-------- TASK INPUT --------
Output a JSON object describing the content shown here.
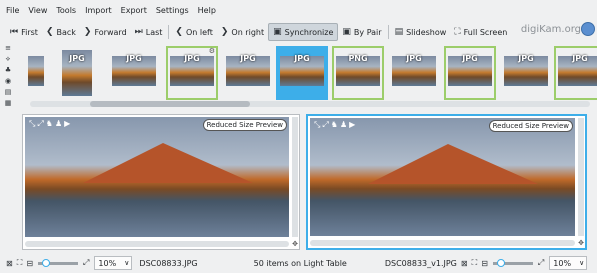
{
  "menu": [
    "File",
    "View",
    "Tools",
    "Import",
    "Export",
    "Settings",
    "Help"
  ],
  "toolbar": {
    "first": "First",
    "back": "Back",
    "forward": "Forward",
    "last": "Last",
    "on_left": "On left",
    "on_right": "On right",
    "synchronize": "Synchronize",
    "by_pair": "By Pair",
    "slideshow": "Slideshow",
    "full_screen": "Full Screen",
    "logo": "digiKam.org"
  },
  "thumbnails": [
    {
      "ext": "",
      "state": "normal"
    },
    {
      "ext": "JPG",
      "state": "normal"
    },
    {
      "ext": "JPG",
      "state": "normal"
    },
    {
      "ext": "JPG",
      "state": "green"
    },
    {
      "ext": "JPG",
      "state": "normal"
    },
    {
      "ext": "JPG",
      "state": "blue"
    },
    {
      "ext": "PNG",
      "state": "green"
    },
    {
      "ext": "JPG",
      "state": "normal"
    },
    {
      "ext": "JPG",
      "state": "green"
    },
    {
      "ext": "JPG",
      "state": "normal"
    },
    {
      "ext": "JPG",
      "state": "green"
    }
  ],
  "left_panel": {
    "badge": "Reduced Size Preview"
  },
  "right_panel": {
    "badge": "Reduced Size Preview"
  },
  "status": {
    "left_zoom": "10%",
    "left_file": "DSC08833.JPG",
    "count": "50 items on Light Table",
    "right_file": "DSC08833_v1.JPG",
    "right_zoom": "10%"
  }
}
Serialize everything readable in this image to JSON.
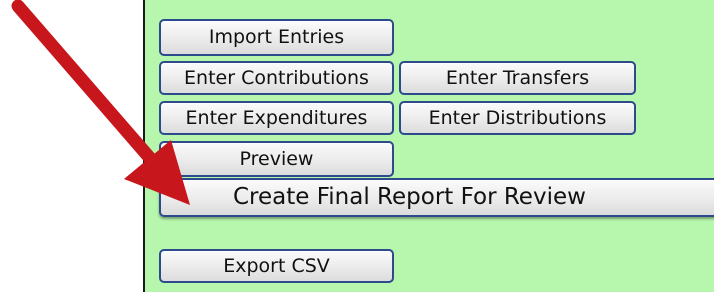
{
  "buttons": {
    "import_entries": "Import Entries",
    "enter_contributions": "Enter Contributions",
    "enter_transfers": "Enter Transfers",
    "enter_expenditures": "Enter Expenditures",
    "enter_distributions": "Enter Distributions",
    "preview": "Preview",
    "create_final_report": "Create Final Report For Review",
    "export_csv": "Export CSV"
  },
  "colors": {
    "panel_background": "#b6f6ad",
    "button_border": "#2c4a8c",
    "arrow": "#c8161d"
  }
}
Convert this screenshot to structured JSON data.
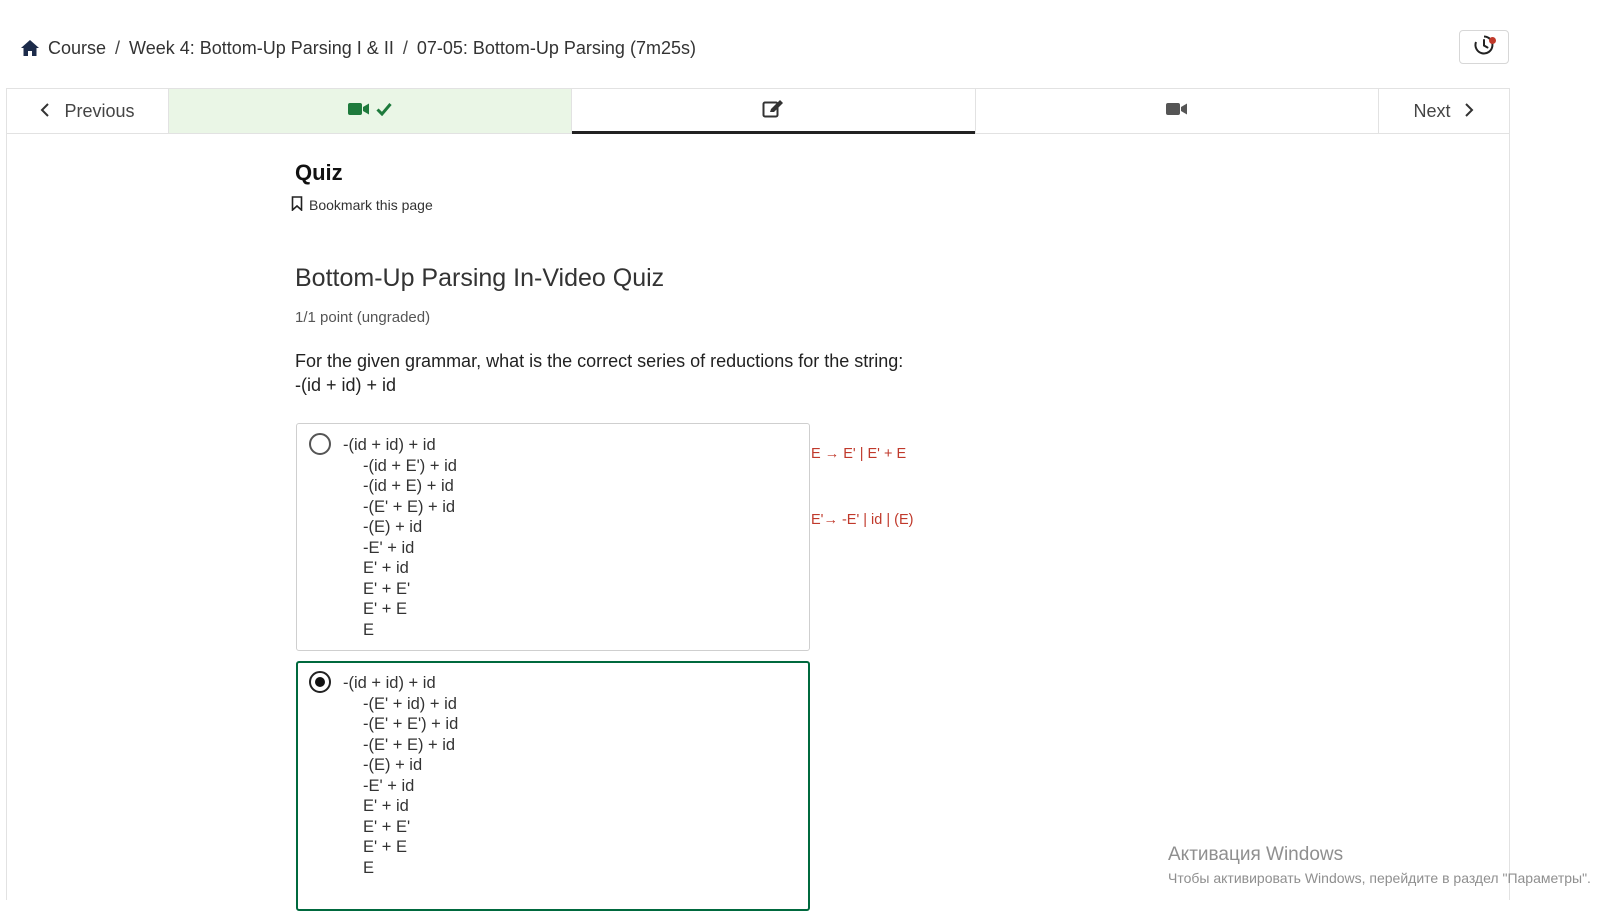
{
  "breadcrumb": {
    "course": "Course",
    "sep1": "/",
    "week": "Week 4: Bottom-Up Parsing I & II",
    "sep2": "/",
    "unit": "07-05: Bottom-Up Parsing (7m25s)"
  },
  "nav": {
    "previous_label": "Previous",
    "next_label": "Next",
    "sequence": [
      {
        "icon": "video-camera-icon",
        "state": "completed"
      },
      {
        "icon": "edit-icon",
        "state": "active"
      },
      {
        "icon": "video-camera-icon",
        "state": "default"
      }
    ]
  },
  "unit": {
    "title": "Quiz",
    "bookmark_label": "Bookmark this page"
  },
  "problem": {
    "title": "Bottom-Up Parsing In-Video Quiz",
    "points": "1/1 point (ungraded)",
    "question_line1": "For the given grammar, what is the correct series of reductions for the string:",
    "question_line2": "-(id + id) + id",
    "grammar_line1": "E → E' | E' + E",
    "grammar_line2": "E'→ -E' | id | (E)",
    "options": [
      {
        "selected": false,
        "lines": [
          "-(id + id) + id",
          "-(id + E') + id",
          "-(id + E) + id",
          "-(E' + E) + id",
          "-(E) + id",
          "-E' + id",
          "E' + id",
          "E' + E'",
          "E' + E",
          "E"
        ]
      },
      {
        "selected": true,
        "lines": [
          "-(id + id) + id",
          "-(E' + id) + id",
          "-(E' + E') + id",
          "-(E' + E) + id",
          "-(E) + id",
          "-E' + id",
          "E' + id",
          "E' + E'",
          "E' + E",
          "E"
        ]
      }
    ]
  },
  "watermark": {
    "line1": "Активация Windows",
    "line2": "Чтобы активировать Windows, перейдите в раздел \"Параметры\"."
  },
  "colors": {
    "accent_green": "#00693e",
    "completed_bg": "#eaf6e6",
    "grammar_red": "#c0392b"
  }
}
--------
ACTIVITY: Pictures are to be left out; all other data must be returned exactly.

ANSWER TO THIS TASK:
Output a JSON object describing the content shown here.
{
  "menu": [
    "File",
    "View",
    "Tools",
    "Import",
    "Export",
    "Settings",
    "Help"
  ],
  "toolbar": {
    "first": "First",
    "back": "Back",
    "forward": "Forward",
    "last": "Last",
    "on_left": "On left",
    "on_right": "On right",
    "synchronize": "Synchronize",
    "by_pair": "By Pair",
    "slideshow": "Slideshow",
    "full_screen": "Full Screen",
    "logo": "digiKam.org"
  },
  "thumbnails": [
    {
      "ext": "",
      "state": "normal"
    },
    {
      "ext": "JPG",
      "state": "normal"
    },
    {
      "ext": "JPG",
      "state": "normal"
    },
    {
      "ext": "JPG",
      "state": "green"
    },
    {
      "ext": "JPG",
      "state": "normal"
    },
    {
      "ext": "JPG",
      "state": "blue"
    },
    {
      "ext": "PNG",
      "state": "green"
    },
    {
      "ext": "JPG",
      "state": "normal"
    },
    {
      "ext": "JPG",
      "state": "green"
    },
    {
      "ext": "JPG",
      "state": "normal"
    },
    {
      "ext": "JPG",
      "state": "green"
    }
  ],
  "left_panel": {
    "badge": "Reduced Size Preview"
  },
  "right_panel": {
    "badge": "Reduced Size Preview"
  },
  "status": {
    "left_zoom": "10%",
    "left_file": "DSC08833.JPG",
    "count": "50 items on Light Table",
    "right_file": "DSC08833_v1.JPG",
    "right_zoom": "10%"
  }
}
Serialize everything readable in this image to JSON.
{
  "buttons": {
    "import_entries": "Import Entries",
    "enter_contributions": "Enter Contributions",
    "enter_transfers": "Enter Transfers",
    "enter_expenditures": "Enter Expenditures",
    "enter_distributions": "Enter Distributions",
    "preview": "Preview",
    "create_final_report": "Create Final Report For Review",
    "export_csv": "Export CSV"
  },
  "colors": {
    "panel_background": "#b6f6ad",
    "button_border": "#2c4a8c",
    "arrow": "#c8161d"
  }
}
Convert this screenshot to structured JSON data.
{
  "breadcrumb": {
    "course": "Course",
    "sep1": "/",
    "week": "Week 4: Bottom-Up Parsing I & II",
    "sep2": "/",
    "unit": "07-05: Bottom-Up Parsing (7m25s)"
  },
  "nav": {
    "previous_label": "Previous",
    "next_label": "Next",
    "sequence": [
      {
        "icon": "video-camera-icon",
        "state": "completed"
      },
      {
        "icon": "edit-icon",
        "state": "active"
      },
      {
        "icon": "video-camera-icon",
        "state": "default"
      }
    ]
  },
  "unit": {
    "title": "Quiz",
    "bookmark_label": "Bookmark this page"
  },
  "problem": {
    "title": "Bottom-Up Parsing In-Video Quiz",
    "points": "1/1 point (ungraded)",
    "question_line1": "For the given grammar, what is the correct series of reductions for the string:",
    "question_line2": "-(id + id) + id",
    "grammar_line1": "E → E' | E' + E",
    "grammar_line2": "E'→ -E' | id | (E)",
    "options": [
      {
        "selected": false,
        "lines": [
          "-(id + id) + id",
          "-(id + E') + id",
          "-(id + E) + id",
          "-(E' + E) + id",
          "-(E) + id",
          "-E' + id",
          "E' + id",
          "E' + E'",
          "E' + E",
          "E"
        ]
      },
      {
        "selected": true,
        "lines": [
          "-(id + id) + id",
          "-(E' + id) + id",
          "-(E' + E') + id",
          "-(E' + E) + id",
          "-(E) + id",
          "-E' + id",
          "E' + id",
          "E' + E'",
          "E' + E",
          "E"
        ]
      }
    ]
  },
  "watermark": {
    "line1": "Активация Windows",
    "line2": "Чтобы активировать Windows, перейдите в раздел \"Параметры\"."
  },
  "colors": {
    "accent_green": "#00693e",
    "completed_bg": "#eaf6e6",
    "grammar_red": "#c0392b"
  }
}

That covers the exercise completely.